(INFORMATION SUPPLIED Opens)
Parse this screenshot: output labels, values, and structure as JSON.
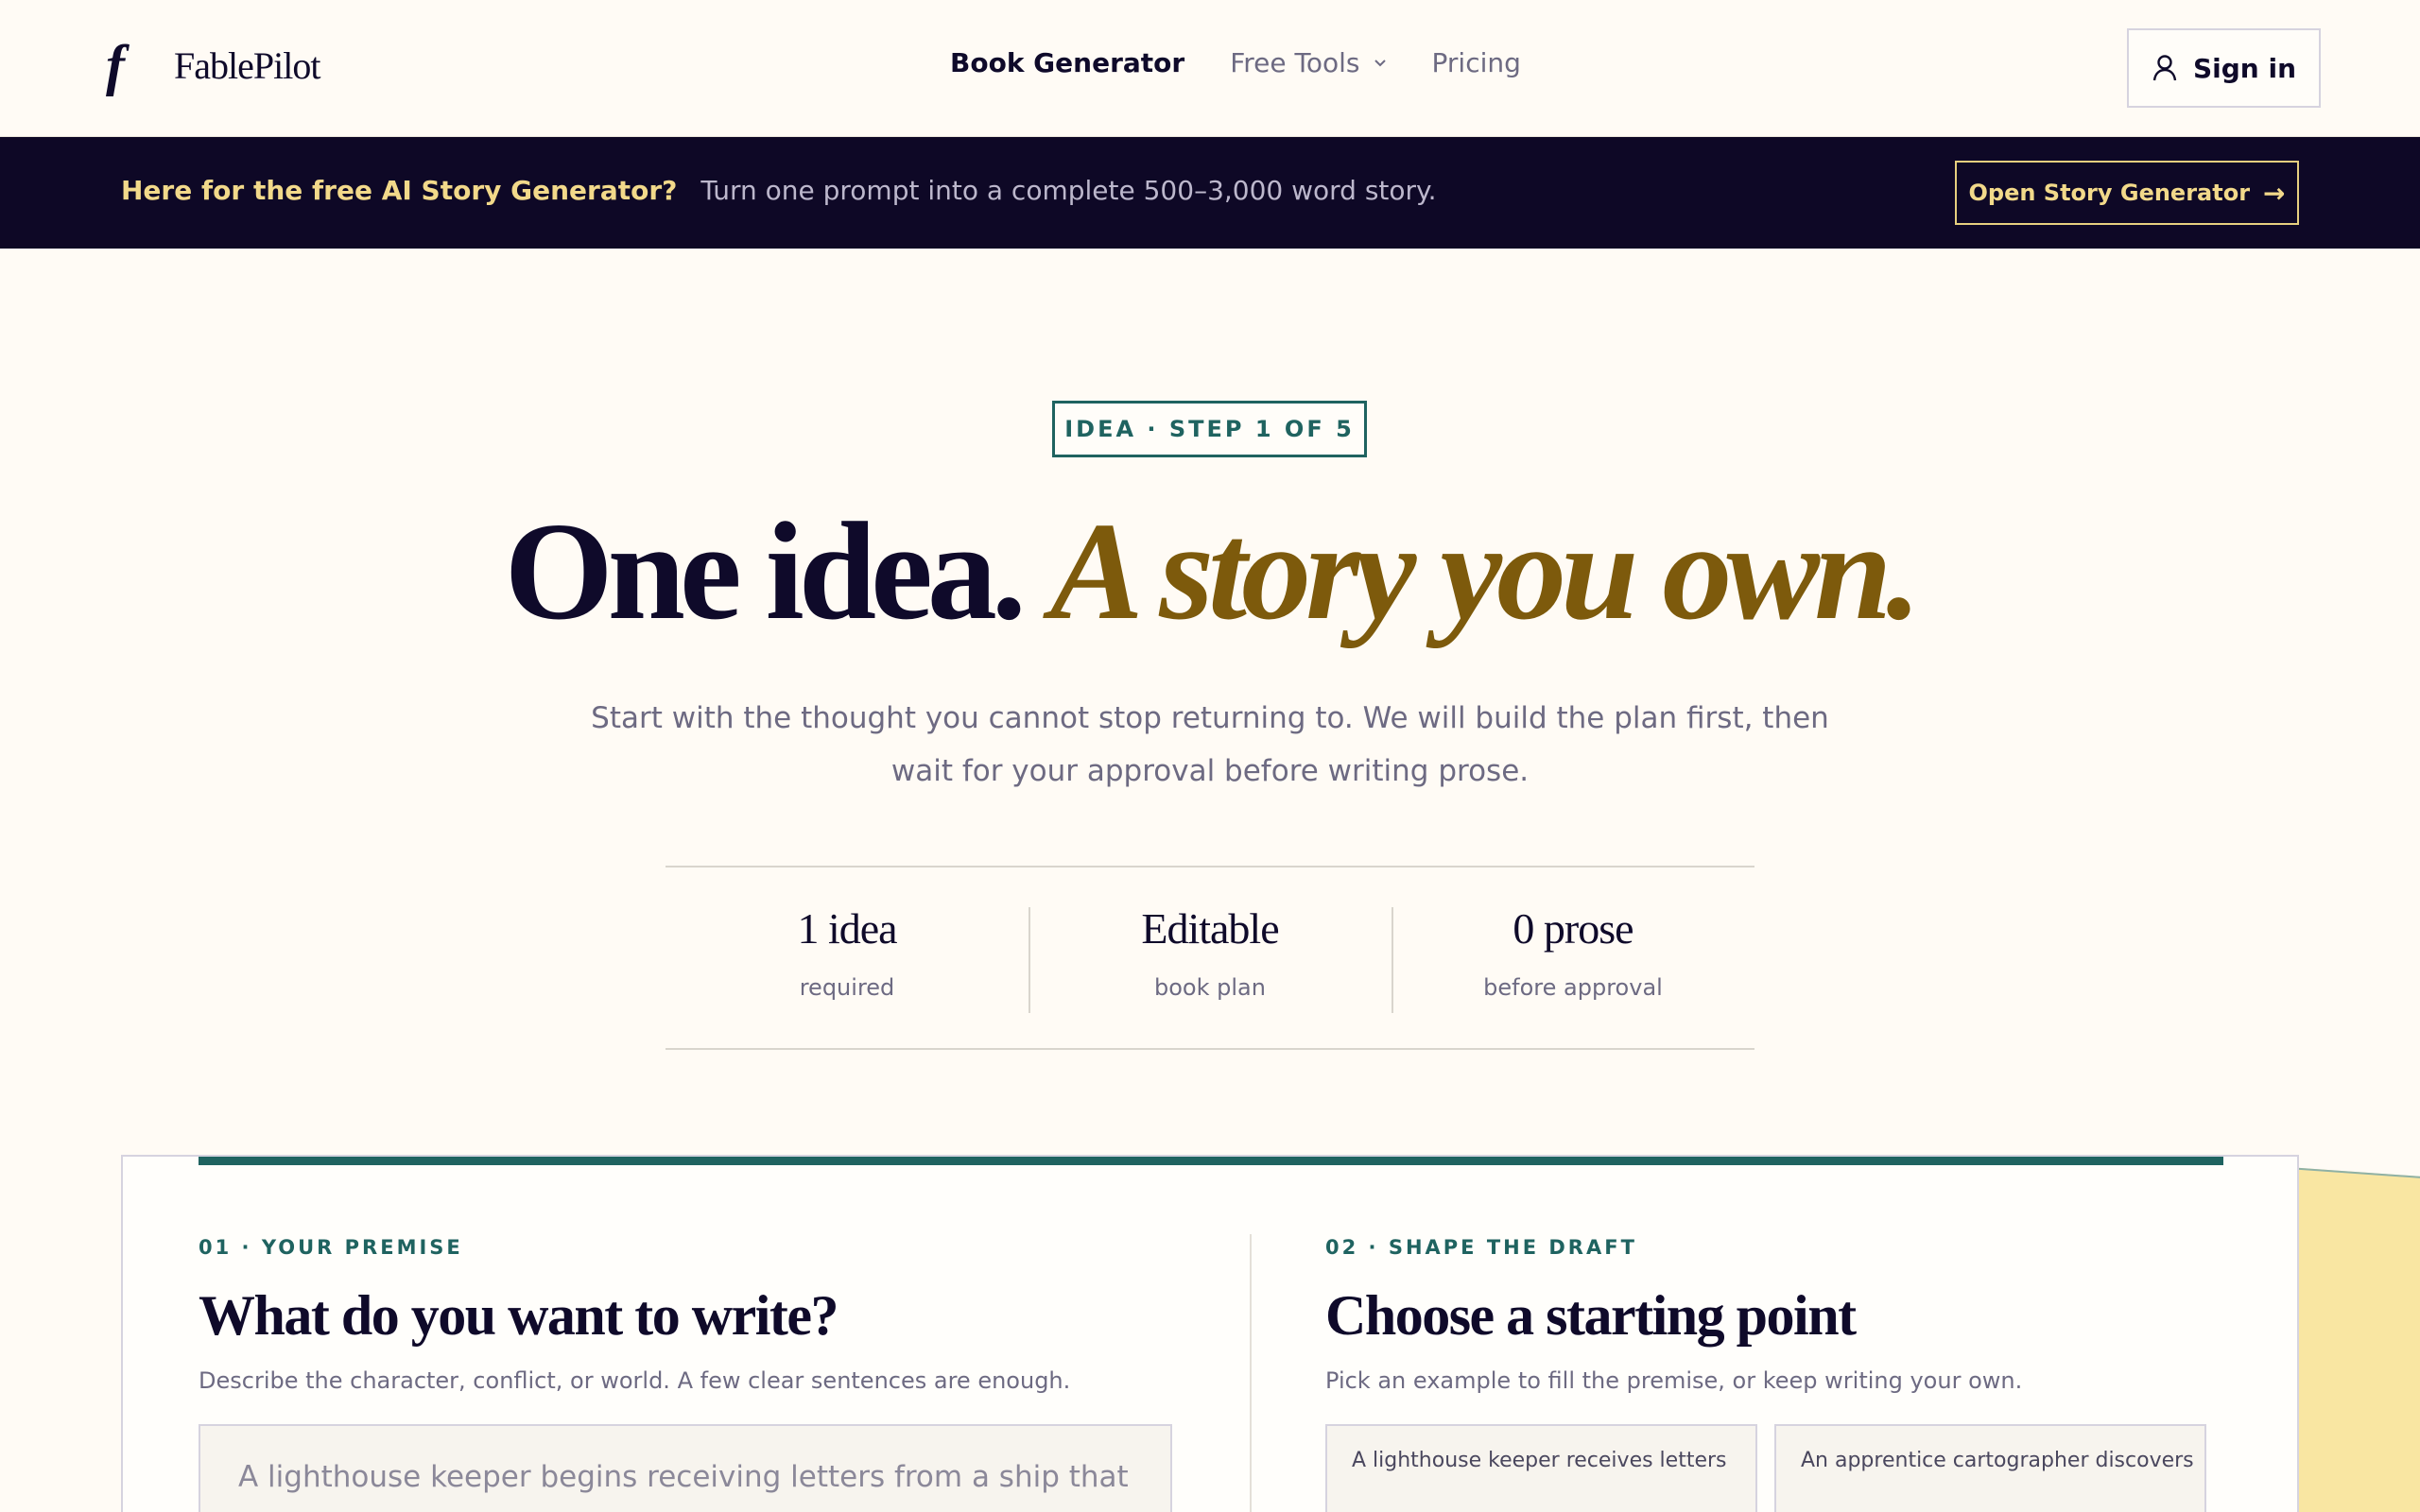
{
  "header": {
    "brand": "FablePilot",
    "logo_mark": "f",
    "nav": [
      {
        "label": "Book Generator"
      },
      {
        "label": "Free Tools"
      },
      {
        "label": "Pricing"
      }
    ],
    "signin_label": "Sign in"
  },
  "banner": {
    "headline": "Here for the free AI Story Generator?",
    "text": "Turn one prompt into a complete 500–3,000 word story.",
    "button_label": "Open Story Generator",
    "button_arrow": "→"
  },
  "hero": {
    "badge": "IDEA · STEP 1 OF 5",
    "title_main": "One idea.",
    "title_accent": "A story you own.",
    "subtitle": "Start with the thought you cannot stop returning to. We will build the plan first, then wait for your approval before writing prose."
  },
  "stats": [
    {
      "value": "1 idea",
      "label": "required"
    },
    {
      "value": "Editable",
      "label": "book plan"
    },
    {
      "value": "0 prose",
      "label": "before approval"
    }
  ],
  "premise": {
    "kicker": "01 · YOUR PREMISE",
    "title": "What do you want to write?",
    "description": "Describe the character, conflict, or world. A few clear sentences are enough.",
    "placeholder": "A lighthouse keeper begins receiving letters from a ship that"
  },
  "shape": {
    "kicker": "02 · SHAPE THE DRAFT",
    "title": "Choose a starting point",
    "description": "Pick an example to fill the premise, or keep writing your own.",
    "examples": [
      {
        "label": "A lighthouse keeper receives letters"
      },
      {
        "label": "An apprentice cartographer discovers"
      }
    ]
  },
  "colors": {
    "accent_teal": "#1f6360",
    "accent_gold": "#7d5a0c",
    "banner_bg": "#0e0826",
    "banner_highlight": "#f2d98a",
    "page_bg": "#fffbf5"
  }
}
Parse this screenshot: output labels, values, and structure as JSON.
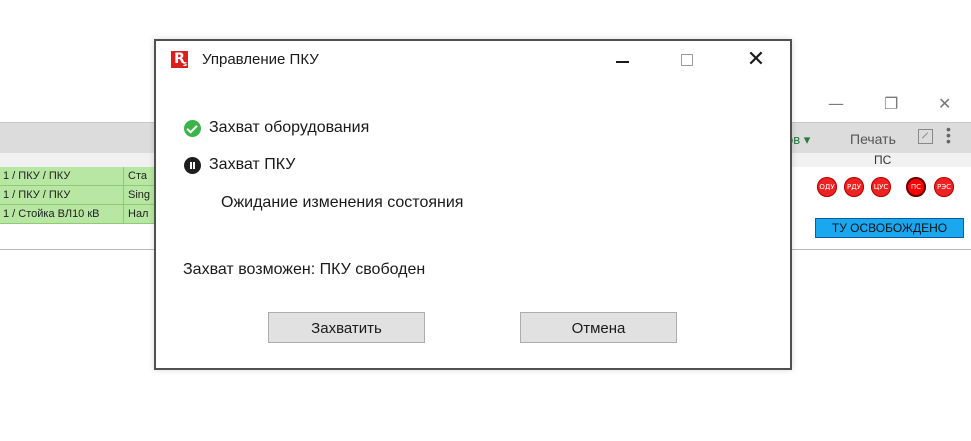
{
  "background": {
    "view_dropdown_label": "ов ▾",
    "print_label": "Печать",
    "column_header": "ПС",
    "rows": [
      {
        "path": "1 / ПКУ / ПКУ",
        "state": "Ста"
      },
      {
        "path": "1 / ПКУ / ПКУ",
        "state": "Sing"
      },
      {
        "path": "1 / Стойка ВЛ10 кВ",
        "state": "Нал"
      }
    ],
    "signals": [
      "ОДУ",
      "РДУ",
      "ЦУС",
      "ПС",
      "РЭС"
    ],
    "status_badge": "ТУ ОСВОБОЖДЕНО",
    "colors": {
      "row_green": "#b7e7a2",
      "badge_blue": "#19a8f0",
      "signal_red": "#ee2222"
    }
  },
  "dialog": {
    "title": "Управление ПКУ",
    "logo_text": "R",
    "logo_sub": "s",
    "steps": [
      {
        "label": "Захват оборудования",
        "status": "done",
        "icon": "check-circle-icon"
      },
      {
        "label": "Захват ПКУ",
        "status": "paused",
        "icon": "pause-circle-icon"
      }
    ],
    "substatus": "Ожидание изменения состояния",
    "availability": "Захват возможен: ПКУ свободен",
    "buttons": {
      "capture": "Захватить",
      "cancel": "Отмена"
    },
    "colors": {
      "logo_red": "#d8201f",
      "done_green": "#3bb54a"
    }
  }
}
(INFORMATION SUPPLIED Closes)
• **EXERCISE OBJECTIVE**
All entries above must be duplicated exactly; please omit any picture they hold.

• **ANSWER SPACE**
Parse this screenshot: output labels, values, and structure as JSON.
{
  "header": {
    "brand": "FablePilot",
    "logo_mark": "f",
    "nav": [
      {
        "label": "Book Generator"
      },
      {
        "label": "Free Tools"
      },
      {
        "label": "Pricing"
      }
    ],
    "signin_label": "Sign in"
  },
  "banner": {
    "headline": "Here for the free AI Story Generator?",
    "text": "Turn one prompt into a complete 500–3,000 word story.",
    "button_label": "Open Story Generator",
    "button_arrow": "→"
  },
  "hero": {
    "badge": "IDEA · STEP 1 OF 5",
    "title_main": "One idea.",
    "title_accent": "A story you own.",
    "subtitle": "Start with the thought you cannot stop returning to. We will build the plan first, then wait for your approval before writing prose."
  },
  "stats": [
    {
      "value": "1 idea",
      "label": "required"
    },
    {
      "value": "Editable",
      "label": "book plan"
    },
    {
      "value": "0 prose",
      "label": "before approval"
    }
  ],
  "premise": {
    "kicker": "01 · YOUR PREMISE",
    "title": "What do you want to write?",
    "description": "Describe the character, conflict, or world. A few clear sentences are enough.",
    "placeholder": "A lighthouse keeper begins receiving letters from a ship that"
  },
  "shape": {
    "kicker": "02 · SHAPE THE DRAFT",
    "title": "Choose a starting point",
    "description": "Pick an example to fill the premise, or keep writing your own.",
    "examples": [
      {
        "label": "A lighthouse keeper receives letters"
      },
      {
        "label": "An apprentice cartographer discovers"
      }
    ]
  },
  "colors": {
    "accent_teal": "#1f6360",
    "accent_gold": "#7d5a0c",
    "banner_bg": "#0e0826",
    "banner_highlight": "#f2d98a",
    "page_bg": "#fffbf5"
  }
}
Parse this screenshot: output labels, values, and structure as JSON.
{
  "background": {
    "view_dropdown_label": "ов ▾",
    "print_label": "Печать",
    "column_header": "ПС",
    "rows": [
      {
        "path": "1 / ПКУ / ПКУ",
        "state": "Ста"
      },
      {
        "path": "1 / ПКУ / ПКУ",
        "state": "Sing"
      },
      {
        "path": "1 / Стойка ВЛ10 кВ",
        "state": "Нал"
      }
    ],
    "signals": [
      "ОДУ",
      "РДУ",
      "ЦУС",
      "ПС",
      "РЭС"
    ],
    "status_badge": "ТУ ОСВОБОЖДЕНО",
    "colors": {
      "row_green": "#b7e7a2",
      "badge_blue": "#19a8f0",
      "signal_red": "#ee2222"
    }
  },
  "dialog": {
    "title": "Управление ПКУ",
    "logo_text": "R",
    "logo_sub": "s",
    "steps": [
      {
        "label": "Захват оборудования",
        "status": "done",
        "icon": "check-circle-icon"
      },
      {
        "label": "Захват ПКУ",
        "status": "paused",
        "icon": "pause-circle-icon"
      }
    ],
    "substatus": "Ожидание изменения состояния",
    "availability": "Захват возможен: ПКУ свободен",
    "buttons": {
      "capture": "Захватить",
      "cancel": "Отмена"
    },
    "colors": {
      "logo_red": "#d8201f",
      "done_green": "#3bb54a"
    }
  }
}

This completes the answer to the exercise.